Some phrases are clunky, some difficult to understand the original meaning of, some are clear copies of certain Polish expressions without looking for better alternatives in English, some due to sloppy editing are a bit illogical or grammatically incorrect.
Also there should be reference section/ sections- for stuff (cultural or language related) clear as day to Polish person, but alien to non-Poles reading. As this time I was reading the book, at roughly the same pace as my British friend, I found myself explaining a lot of context, which should have been made clear, to those willing to understand.
Surely this could be fixed for next editions, right lovely publishers/translators?
All in all, still an amazing book, all of the above notwithstanding, but some editing/ additional information would make it even better.
Geralt continues his search for purpose in a world that despises him, amongst those who see him only as a tool for killing to used for their own end. There are some absolutely cracking short stories in here, and great character development. We start to get more invested in the main characters, but some of the minor characters, that only stick around for a single chapter are so beautifully drawn, Essi Draven, the feisty love lorn bard, and Villentretemerth, really stood out. The world that the author creates for these characters to inhabit it complex and coherent, immersing yourself in it and unravelling its mysteries is a real buzz.
As soon as I had finished this book I downloaded the next - two books on, I haven't stopped yet, they keep getting better and better.
It is unfair to compare the TV show with the books because they are very different but this is not bad. I think the TV show does a good job of taking the anthology books of The Witcher and weaving it with the main series.
This is the second book of anthology tales. Thoroughly enjoyable. I find Andrzej (maybe it's the translation) meandering in his storytelling at times. But they are a really good way to immerse yourself into the world of Witcher before getting into the main series.
As with last wish most of the stories are self-contained although there is a thread that runs through some of these stories with plot points picked up from the previous book.
The next book in publication order is blood of elves, which starts the main story arcs. But the next book in the chronology of the world is actually the last book written: season of storms.
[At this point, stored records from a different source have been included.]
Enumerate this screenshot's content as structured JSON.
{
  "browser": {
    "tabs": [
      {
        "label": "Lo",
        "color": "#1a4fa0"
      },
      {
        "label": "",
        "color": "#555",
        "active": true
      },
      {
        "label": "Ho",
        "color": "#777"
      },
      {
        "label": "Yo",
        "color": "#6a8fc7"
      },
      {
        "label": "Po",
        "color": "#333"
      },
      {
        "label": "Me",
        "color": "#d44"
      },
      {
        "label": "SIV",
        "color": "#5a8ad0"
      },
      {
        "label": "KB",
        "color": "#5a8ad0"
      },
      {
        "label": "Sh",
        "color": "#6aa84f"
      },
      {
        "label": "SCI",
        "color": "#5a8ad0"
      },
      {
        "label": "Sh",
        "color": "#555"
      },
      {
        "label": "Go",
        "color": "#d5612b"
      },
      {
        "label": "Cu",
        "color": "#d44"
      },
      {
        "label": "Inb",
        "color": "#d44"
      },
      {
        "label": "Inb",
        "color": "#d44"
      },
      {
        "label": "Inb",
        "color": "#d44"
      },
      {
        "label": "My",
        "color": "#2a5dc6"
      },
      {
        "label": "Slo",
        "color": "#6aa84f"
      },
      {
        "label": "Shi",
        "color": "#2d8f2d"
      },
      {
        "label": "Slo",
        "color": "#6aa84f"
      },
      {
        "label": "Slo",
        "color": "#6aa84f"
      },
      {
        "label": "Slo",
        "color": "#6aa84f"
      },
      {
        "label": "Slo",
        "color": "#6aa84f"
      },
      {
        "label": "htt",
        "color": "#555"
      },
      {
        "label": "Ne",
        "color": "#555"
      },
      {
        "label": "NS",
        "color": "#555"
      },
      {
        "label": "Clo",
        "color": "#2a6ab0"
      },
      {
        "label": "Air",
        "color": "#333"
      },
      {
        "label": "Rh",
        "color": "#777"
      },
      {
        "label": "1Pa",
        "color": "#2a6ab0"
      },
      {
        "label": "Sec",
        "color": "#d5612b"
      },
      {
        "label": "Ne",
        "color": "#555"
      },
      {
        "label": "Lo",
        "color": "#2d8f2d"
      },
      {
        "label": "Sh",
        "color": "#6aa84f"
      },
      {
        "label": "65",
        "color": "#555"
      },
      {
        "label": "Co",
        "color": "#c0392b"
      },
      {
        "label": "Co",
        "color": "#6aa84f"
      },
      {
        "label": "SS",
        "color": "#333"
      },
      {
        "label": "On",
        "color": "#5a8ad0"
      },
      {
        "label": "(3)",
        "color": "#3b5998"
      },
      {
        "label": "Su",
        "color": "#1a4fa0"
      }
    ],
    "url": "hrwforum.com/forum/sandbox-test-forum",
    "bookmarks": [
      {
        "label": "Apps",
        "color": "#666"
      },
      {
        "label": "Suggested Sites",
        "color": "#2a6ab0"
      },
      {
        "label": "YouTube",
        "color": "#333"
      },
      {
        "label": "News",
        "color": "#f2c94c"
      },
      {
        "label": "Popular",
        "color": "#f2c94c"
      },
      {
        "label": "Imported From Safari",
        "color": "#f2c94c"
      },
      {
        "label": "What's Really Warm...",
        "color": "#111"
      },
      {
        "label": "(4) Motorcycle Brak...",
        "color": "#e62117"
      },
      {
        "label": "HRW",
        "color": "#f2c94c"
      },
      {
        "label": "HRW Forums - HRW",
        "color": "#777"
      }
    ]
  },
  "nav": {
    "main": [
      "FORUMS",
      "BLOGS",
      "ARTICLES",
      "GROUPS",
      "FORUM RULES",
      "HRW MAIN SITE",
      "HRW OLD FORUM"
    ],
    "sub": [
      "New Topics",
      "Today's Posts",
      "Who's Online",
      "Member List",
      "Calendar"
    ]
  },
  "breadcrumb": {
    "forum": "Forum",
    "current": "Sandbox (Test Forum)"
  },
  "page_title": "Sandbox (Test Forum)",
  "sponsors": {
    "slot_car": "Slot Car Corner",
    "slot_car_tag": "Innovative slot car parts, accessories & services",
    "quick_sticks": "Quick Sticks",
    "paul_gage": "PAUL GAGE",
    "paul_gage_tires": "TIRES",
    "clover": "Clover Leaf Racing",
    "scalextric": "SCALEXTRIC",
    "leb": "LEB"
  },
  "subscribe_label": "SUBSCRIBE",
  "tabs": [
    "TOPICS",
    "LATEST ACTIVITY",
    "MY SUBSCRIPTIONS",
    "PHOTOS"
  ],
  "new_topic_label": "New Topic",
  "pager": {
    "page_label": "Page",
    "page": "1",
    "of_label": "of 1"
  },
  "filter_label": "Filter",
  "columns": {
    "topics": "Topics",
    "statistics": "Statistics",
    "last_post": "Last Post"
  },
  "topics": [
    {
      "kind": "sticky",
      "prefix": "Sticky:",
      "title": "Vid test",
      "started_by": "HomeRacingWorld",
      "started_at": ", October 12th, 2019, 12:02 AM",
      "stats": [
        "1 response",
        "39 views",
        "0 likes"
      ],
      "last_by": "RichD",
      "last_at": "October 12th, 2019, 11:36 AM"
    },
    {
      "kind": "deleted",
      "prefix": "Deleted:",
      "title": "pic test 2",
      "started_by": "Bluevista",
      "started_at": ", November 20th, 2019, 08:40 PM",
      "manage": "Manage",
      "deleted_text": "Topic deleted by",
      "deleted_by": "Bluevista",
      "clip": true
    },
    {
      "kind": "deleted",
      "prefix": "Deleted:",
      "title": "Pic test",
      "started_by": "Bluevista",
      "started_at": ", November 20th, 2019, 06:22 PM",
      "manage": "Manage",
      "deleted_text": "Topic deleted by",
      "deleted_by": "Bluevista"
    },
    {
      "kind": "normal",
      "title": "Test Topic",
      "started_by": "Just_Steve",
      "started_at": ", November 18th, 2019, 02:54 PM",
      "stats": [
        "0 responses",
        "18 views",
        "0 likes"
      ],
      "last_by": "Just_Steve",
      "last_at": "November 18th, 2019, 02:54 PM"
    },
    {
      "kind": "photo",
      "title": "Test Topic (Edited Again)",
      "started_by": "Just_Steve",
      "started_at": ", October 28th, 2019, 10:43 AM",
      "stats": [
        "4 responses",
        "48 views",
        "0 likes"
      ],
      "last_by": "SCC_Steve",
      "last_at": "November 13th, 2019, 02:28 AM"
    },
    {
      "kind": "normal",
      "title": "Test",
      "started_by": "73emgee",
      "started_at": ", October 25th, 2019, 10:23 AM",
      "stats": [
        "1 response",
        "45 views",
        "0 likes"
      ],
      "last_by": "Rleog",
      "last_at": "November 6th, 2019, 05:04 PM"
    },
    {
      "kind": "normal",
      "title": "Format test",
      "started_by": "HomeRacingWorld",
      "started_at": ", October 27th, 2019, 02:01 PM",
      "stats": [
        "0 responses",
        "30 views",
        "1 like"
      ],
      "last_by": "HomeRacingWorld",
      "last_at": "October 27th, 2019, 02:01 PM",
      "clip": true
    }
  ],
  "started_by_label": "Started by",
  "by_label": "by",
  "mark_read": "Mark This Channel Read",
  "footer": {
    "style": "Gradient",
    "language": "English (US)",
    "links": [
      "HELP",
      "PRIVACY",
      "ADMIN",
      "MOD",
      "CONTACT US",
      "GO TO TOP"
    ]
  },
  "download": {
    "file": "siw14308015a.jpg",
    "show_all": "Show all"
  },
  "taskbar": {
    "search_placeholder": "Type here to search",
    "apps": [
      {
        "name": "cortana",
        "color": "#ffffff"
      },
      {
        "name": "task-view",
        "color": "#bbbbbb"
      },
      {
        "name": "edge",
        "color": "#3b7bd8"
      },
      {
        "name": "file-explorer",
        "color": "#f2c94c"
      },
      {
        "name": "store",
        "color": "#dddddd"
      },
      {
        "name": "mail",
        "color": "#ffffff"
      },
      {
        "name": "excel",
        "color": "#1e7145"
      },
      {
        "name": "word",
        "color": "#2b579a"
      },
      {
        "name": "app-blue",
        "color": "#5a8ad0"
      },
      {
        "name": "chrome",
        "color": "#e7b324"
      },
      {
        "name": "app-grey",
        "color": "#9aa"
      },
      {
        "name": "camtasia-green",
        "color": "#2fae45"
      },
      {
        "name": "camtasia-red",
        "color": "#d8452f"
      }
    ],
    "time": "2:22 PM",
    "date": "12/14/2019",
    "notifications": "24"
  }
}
While this time there is no over-arching story linking them together this is to the book's credit. I got annoyed with the Last Wish/Season of Storms's clumsy attempt to sew together a number of different stories - like those old episodes of a sitcom that was just a hashing together of different flashbacks. Though it does mean you could struggle with the chronology, but I think assuming the stories are after the Season of Storms is a safe bet.
All of the stories are reasonably exciting, but Sapkowski does have a tendency to start these stories with the Witcher's triumph over another creature, and focus on the aftermath - sometimes you long for the thrill of the preceding hunt.
The final story, which I feel is the main link into the first book, includes a number of sections where the Witcher is hallucinating. The segue between these isn't always clear, and while this adds to the atmosphere and feel of the Witcher being drugged, it does leave you a little confused at times (though this passes briefly).
A good set of stories and a decent translation with few clunky parts.
I would recommend these are read after the main books (i.e. in published order) - while I haven't read those, I have probably taken some characters/stories for granted and not appreciated how they feed in to the overall canon of Witcher works (without googling for spoilers).